jakarta-ee

servlets

multithreading

background-process

scheduledexecutorservice

I'm using Java and I want to keep a servlet continuously running in my application, but I'm not getting how to do it. My servlet has a method which gives counts of the user from a database on a daily basis as well as the total count of the users from the whole database. So I want to keep the servlet continuously running for that.

Solution 1

Your problem is that you misunderstand the purpose of the servlet. It's intented to act on HTTP requests, nothing more. You want just a background task which runs once on daily basis.

EJB available? Use @Schedule

If your environment happen to support EJB (i.e. a real Java EE server such as WildFly, JBoss, TomEE, Payara, GlassFish, etc), then use @Schedule instead. Here are some examples:

@Singleton
public class BackgroundJobManager {

    @Schedule(hour="0", minute="0", second="0", persistent=false)
    public void someDailyJob() {
        // Do your job here which should run every start of day.
    }

    @Schedule(hour="*/1", minute="0", second="0", persistent=false)
    public void someHourlyJob() {
        // Do your job here which should run every hour of day.
    }

    @Schedule(hour="*", minute="*/15", second="0", persistent=false)
    public void someQuarterlyJob() {
        // Do your job here which should run every 15 minute of hour.
    }

    @Schedule(hour="*", minute="*", second="*/5", persistent=false)
    public void someFiveSecondelyJob() {
        // Do your job here which should run every 5 seconds.
    }

} 

Yes, that's really all. The container will automatically pickup and manage it.

EJB unavailable? Use ScheduledExecutorService

If your environment doesn't support EJB (i.e. you're not using not a real Java EE server, but a barebones servletcontainer such as Tomcat, Jetty, etc), then use ScheduledExecutorService. This can be initiated by a ServletContextListener. Here's a kickoff example:

@WebListener
public class BackgroundJobManager implements ServletContextListener {

    private ScheduledExecutorService scheduler;

    @Override
    public void contextInitialized(ServletContextEvent event) {
        scheduler = Executors.newSingleThreadScheduledExecutor();
        scheduler.scheduleAtFixedRate(new SomeDailyJob(), 0, 1, TimeUnit.DAYS);
        scheduler.scheduleAtFixedRate(new SomeHourlyJob(), 0, 1, TimeUnit.HOURS);
        scheduler.scheduleAtFixedRate(new SomeQuarterlyJob(), 0, 15, TimeUnit.MINUTES);
        scheduler.scheduleAtFixedRate(new SomeFiveSecondelyJob(), 0, 5, TimeUnit.SECONDS);
    }

    @Override
    public void contextDestroyed(ServletContextEvent event) {
        scheduler.shutdownNow();
    }

}

Where the job classes look like this:
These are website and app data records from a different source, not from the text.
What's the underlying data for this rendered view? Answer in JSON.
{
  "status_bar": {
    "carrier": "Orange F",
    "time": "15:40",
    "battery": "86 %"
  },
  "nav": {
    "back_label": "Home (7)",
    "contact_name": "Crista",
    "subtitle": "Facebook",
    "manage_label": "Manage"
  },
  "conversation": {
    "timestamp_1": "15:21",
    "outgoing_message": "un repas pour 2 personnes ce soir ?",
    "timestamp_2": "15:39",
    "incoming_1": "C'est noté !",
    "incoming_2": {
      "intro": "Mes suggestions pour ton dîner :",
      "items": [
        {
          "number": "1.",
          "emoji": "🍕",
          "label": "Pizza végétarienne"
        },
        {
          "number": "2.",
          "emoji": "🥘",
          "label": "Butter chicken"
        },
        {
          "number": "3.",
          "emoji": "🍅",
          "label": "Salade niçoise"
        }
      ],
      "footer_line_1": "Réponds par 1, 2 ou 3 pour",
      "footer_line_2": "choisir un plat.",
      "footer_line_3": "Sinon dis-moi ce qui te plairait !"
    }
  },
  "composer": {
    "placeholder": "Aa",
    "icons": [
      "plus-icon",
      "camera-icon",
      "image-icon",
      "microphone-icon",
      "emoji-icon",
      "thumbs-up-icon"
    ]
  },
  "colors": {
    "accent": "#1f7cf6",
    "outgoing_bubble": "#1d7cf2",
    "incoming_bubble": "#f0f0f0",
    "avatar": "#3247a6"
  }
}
public class SomeDailyJob implements Runnable {

    @Override
    public void run() {
        // Do your daily job here.
    }

}
public class SomeHourlyJob implements Runnable {

    @Override
    public void run() {
        // Do your hourly job here.
    }

}
public class SomeQuarterlyJob implements Runnable {

    @Override
    public void run() {
        // Do your quarterly job here.
    }

}
public class SomeFiveSecondelyJob implements Runnable {

    @Override
    public void run() {
        // Do your quarterly job here.
    }

}

Do not ever think about using java.util.Timer/java.lang.Thread in a Java EE / Servlet based environment

Last but not least, never directly use java.util.Timer and/or java.lang.Thread in Java EE. This is recipe for trouble. An elaborate explanation can be found in this JSF-related answer on the same question: Spawning threads in a JSF managed bean for scheduled tasks using a timer.

Solution 2

I would suggest using a library like quartz in order to run the task at regular intervals. What does the servlet really do ? It sends you a report ?

Solution 4

Implement two classes and call startTask() in main.

public void startTask()
{
    // Create a Runnable
    Runnable task = new Runnable() {
        public void run() {
            while (true) {
                runTask();
            }
        }
    };

    // Run the task in a background thread
    Thread backgroundThread = new Thread(task);
    // Terminate the running thread if the application exits
    backgroundThread.setDaemon(true);
    // Start the thread
    backgroundThread.start();
}

public void runTask()
{
    try {
        // do something...         
        Thread.sleep(1000);

    } catch (InterruptedException e) {
        e.printStackTrace();
    }
}

Solution 5

In a production system that may have multiple non-jee containers running. Use anot enterprise scheduler like Quartz scheduler which can be configured to use a database for task maamgememt.